## Task details
Reproduce all of the records exactly.

*** Supplied material Section Begins ***

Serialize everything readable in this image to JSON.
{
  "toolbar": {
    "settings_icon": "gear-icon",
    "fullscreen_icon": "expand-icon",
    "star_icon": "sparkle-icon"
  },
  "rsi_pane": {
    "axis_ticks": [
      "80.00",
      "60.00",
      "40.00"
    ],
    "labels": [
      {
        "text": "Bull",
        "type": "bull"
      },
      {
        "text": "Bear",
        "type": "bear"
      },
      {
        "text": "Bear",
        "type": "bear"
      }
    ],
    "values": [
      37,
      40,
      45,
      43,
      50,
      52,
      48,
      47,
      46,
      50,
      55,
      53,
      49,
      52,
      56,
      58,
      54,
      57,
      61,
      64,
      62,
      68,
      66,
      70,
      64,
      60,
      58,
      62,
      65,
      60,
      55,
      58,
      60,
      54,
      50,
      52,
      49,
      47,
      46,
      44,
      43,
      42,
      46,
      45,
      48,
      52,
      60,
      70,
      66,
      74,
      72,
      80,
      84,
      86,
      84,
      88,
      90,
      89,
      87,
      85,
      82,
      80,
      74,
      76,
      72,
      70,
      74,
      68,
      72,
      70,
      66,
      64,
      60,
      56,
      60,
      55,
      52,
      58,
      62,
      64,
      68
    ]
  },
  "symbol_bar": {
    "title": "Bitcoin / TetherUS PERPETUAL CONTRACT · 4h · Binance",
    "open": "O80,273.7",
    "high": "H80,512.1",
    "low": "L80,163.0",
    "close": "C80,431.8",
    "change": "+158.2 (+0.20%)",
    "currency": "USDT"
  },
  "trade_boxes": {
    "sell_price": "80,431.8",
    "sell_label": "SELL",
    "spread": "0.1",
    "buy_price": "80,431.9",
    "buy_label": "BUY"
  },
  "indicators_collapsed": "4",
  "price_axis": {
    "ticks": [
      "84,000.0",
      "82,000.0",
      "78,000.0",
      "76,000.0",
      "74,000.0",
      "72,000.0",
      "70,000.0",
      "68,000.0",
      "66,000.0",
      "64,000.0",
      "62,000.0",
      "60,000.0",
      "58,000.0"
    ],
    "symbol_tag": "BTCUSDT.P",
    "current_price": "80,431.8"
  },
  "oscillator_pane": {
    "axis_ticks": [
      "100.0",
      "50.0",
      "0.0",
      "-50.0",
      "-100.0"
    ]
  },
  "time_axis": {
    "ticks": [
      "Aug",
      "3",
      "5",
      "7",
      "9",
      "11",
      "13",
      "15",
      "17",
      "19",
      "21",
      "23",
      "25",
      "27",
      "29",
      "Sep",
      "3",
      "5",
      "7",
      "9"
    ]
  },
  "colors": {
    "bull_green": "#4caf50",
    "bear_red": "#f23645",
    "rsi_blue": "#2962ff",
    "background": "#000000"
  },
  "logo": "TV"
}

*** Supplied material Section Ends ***

## Reply to the task
Serialize everything readable in this image to JSON.
{
  "toolbar": {
    "settings_icon": "gear-icon",
    "fullscreen_icon": "expand-icon",
    "star_icon": "sparkle-icon"
  },
  "rsi_pane": {
    "axis_ticks": [
      "80.00",
      "60.00",
      "40.00"
    ],
    "labels": [
      {
        "text": "Bull",
        "type": "bull"
      },
      {
        "text": "Bear",
        "type": "bear"
      },
      {
        "text": "Bear",
        "type": "bear"
      }
    ],
    "values": [
      37,
      40,
      45,
      43,
      50,
      52,
      48,
      47,
      46,
      50,
      55,
      53,
      49,
      52,
      56,
      58,
      54,
      57,
      61,
      64,
      62,
      68,
      66,
      70,
      64,
      60,
      58,
      62,
      65,
      60,
      55,
      58,
      60,
      54,
      50,
      52,
      49,
      47,
      46,
      44,
      43,
      42,
      46,
      45,
      48,
      52,
      60,
      70,
      66,
      74,
      72,
      80,
      84,
      86,
      84,
      88,
      90,
      89,
      87,
      85,
      82,
      80,
      74,
      76,
      72,
      70,
      74,
      68,
      72,
      70,
      66,
      64,
      60,
      56,
      60,
      55,
      52,
      58,
      62,
      64,
      68
    ]
  },
  "symbol_bar": {
    "title": "Bitcoin / TetherUS PERPETUAL CONTRACT · 4h · Binance",
    "open": "O80,273.7",
    "high": "H80,512.1",
    "low": "L80,163.0",
    "close": "C80,431.8",
    "change": "+158.2 (+0.20%)",
    "currency": "USDT"
  },
  "trade_boxes": {
    "sell_price": "80,431.8",
    "sell_label": "SELL",
    "spread": "0.1",
    "buy_price": "80,431.9",
    "buy_label": "BUY"
  },
  "indicators_collapsed": "4",
  "price_axis": {
    "ticks": [
      "84,000.0",
      "82,000.0",
      "78,000.0",
      "76,000.0",
      "74,000.0",
      "72,000.0",
      "70,000.0",
      "68,000.0",
      "66,000.0",
      "64,000.0",
      "62,000.0",
      "60,000.0",
      "58,000.0"
    ],
    "symbol_tag": "BTCUSDT.P",
    "current_price": "80,431.8"
  },
  "oscillator_pane": {
    "axis_ticks": [
      "100.0",
      "50.0",
      "0.0",
      "-50.0",
      "-100.0"
    ]
  },
  "time_axis": {
    "ticks": [
      "Aug",
      "3",
      "5",
      "7",
      "9",
      "11",
      "13",
      "15",
      "17",
      "19",
      "21",
      "23",
      "25",
      "27",
      "29",
      "Sep",
      "3",
      "5",
      "7",
      "9"
    ]
  },
  "colors": {
    "bull_green": "#4caf50",
    "bear_red": "#f23645",
    "rsi_blue": "#2962ff",
    "background": "#000000"
  },
  "logo": "TV"
}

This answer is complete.